#### [PROBLEM TO WORK ON]
Go through the entries and copy each one exactly. Leave none out.

#### [Page and application data records]
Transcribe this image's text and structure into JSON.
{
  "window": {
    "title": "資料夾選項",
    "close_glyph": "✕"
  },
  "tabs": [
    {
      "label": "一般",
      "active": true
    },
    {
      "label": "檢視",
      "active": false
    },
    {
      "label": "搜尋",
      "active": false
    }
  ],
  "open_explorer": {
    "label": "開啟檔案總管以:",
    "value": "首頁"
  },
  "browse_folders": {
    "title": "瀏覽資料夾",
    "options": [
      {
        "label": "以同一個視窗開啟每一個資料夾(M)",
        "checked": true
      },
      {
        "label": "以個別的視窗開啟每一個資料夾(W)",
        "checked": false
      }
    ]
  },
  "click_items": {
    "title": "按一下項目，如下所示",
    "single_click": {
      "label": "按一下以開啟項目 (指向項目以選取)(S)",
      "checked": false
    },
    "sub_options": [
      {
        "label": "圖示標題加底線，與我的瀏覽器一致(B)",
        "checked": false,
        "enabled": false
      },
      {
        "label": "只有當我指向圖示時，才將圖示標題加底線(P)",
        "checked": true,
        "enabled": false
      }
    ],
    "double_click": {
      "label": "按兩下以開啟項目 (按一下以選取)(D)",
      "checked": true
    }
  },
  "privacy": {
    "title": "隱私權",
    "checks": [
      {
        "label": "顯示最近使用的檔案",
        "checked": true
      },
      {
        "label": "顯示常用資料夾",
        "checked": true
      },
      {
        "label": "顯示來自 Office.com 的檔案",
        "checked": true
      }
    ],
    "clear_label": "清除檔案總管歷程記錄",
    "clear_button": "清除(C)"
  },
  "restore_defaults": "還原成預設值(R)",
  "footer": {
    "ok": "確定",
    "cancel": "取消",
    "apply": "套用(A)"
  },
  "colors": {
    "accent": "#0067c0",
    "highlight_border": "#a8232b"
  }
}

#### [EXPECTED ANSWER]
Transcribe this image's text and structure into JSON.
{
  "window": {
    "title": "資料夾選項",
    "close_glyph": "✕"
  },
  "tabs": [
    {
      "label": "一般",
      "active": true
    },
    {
      "label": "檢視",
      "active": false
    },
    {
      "label": "搜尋",
      "active": false
    }
  ],
  "open_explorer": {
    "label": "開啟檔案總管以:",
    "value": "首頁"
  },
  "browse_folders": {
    "title": "瀏覽資料夾",
    "options": [
      {
        "label": "以同一個視窗開啟每一個資料夾(M)",
        "checked": true
      },
      {
        "label": "以個別的視窗開啟每一個資料夾(W)",
        "checked": false
      }
    ]
  },
  "click_items": {
    "title": "按一下項目，如下所示",
    "single_click": {
      "label": "按一下以開啟項目 (指向項目以選取)(S)",
      "checked": false
    },
    "sub_options": [
      {
        "label": "圖示標題加底線，與我的瀏覽器一致(B)",
        "checked": false,
        "enabled": false
      },
      {
        "label": "只有當我指向圖示時，才將圖示標題加底線(P)",
        "checked": true,
        "enabled": false
      }
    ],
    "double_click": {
      "label": "按兩下以開啟項目 (按一下以選取)(D)",
      "checked": true
    }
  },
  "privacy": {
    "title": "隱私權",
    "checks": [
      {
        "label": "顯示最近使用的檔案",
        "checked": true
      },
      {
        "label": "顯示常用資料夾",
        "checked": true
      },
      {
        "label": "顯示來自 Office.com 的檔案",
        "checked": true
      }
    ],
    "clear_label": "清除檔案總管歷程記錄",
    "clear_button": "清除(C)"
  },
  "restore_defaults": "還原成預設值(R)",
  "footer": {
    "ok": "確定",
    "cancel": "取消",
    "apply": "套用(A)"
  },
  "colors": {
    "accent": "#0067c0",
    "highlight_border": "#a8232b"
  }
}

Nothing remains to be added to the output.